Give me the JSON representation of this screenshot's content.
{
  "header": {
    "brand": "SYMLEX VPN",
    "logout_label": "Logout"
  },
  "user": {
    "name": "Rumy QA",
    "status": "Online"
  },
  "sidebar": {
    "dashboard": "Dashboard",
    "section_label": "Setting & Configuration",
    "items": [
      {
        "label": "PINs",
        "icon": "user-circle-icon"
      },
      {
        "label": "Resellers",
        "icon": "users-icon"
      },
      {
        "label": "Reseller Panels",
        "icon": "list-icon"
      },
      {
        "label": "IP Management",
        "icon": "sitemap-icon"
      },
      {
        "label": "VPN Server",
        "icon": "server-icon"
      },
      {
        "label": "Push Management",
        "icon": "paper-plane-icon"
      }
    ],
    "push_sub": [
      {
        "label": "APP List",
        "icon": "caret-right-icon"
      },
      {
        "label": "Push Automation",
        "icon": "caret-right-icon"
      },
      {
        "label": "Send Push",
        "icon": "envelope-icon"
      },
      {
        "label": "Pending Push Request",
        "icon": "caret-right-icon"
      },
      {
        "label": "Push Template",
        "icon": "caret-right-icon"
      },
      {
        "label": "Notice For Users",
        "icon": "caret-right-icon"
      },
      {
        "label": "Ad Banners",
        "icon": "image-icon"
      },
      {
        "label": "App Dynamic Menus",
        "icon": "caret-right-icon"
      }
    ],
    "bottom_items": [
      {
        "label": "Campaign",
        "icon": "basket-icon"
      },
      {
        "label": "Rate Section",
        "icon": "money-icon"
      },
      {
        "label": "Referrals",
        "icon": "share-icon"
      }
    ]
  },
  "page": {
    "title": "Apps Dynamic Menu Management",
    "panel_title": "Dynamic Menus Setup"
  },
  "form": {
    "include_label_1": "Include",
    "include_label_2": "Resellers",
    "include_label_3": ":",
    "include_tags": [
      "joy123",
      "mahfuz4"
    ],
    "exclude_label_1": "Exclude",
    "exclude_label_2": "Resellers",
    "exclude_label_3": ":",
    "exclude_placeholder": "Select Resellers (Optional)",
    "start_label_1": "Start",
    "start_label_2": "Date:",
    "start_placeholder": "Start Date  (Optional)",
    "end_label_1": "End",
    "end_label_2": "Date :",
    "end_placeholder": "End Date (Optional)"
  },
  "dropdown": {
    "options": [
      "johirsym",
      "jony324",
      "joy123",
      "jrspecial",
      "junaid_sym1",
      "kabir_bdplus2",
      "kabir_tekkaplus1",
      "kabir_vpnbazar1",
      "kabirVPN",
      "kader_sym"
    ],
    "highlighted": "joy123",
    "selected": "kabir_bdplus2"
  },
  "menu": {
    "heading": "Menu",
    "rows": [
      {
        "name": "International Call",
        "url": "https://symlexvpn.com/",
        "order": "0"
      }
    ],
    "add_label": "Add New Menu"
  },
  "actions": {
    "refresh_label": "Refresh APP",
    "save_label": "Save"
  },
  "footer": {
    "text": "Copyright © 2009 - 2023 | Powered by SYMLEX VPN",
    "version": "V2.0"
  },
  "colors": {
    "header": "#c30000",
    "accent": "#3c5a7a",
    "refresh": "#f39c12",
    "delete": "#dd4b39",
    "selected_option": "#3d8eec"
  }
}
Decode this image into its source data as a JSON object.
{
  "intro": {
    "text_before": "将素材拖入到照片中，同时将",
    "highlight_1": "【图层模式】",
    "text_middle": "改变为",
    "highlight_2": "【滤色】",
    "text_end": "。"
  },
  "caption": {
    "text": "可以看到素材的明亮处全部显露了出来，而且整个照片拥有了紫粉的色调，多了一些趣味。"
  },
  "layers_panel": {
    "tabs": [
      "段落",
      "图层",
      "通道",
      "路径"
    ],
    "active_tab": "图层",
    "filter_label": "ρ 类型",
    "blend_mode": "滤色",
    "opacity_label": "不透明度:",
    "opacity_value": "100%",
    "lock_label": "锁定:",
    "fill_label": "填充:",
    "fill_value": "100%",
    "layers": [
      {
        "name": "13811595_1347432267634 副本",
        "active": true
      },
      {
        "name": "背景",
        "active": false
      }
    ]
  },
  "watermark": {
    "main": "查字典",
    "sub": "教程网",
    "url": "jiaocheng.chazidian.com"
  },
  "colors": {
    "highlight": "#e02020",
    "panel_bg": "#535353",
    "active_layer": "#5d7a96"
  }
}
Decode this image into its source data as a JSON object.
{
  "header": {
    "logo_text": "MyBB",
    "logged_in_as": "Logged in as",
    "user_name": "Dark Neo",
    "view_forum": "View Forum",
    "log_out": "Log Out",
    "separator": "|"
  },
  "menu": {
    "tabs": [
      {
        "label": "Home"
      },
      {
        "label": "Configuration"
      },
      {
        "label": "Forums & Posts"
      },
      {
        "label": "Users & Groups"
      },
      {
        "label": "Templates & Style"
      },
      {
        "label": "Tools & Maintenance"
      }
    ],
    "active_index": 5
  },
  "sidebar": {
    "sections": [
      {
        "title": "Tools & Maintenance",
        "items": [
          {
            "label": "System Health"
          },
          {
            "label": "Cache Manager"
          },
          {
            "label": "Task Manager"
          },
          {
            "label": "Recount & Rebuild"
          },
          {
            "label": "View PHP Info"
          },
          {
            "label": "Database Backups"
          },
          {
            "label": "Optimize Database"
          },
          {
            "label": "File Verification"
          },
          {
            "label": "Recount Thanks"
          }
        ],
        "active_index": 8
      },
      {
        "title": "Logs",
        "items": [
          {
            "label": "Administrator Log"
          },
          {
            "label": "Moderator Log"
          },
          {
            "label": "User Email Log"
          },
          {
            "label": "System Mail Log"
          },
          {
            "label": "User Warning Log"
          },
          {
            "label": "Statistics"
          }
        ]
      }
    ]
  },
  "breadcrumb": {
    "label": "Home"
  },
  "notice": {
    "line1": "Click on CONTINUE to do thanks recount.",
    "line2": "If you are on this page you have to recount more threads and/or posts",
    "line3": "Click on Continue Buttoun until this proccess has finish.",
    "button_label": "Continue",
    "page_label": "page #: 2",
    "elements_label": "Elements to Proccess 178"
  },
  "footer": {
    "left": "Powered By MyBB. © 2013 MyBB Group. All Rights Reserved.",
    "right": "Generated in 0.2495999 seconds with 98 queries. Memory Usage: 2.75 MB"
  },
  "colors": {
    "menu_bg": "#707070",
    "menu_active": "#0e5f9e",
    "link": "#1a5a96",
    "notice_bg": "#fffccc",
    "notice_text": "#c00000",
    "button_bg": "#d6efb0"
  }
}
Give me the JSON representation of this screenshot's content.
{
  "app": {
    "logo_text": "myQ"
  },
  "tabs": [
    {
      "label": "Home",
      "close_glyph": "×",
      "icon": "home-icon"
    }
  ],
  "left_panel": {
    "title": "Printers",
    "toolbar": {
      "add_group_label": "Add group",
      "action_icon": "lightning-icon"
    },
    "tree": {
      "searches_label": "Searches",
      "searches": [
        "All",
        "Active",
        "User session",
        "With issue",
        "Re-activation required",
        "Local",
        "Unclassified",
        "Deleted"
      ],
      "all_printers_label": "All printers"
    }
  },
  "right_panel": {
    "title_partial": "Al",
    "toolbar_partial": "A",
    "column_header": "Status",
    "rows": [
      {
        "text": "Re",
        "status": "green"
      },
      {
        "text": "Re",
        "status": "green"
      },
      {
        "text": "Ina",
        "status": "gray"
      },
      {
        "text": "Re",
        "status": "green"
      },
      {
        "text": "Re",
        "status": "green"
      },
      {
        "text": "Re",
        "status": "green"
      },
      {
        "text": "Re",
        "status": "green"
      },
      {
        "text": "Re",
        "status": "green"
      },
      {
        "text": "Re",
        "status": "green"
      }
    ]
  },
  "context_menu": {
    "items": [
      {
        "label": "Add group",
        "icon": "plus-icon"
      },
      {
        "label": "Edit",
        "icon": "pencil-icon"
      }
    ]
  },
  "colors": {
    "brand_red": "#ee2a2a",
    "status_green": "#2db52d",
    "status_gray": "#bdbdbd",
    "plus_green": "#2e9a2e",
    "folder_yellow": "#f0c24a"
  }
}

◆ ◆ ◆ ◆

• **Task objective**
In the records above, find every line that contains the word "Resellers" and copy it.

• **Expected answer**
        "label": "Resellers",
    "include_label_2": "Resellers",
    "exclude_label_2": "Resellers",
    "exclude_placeholder": "Select Resellers (Optional)",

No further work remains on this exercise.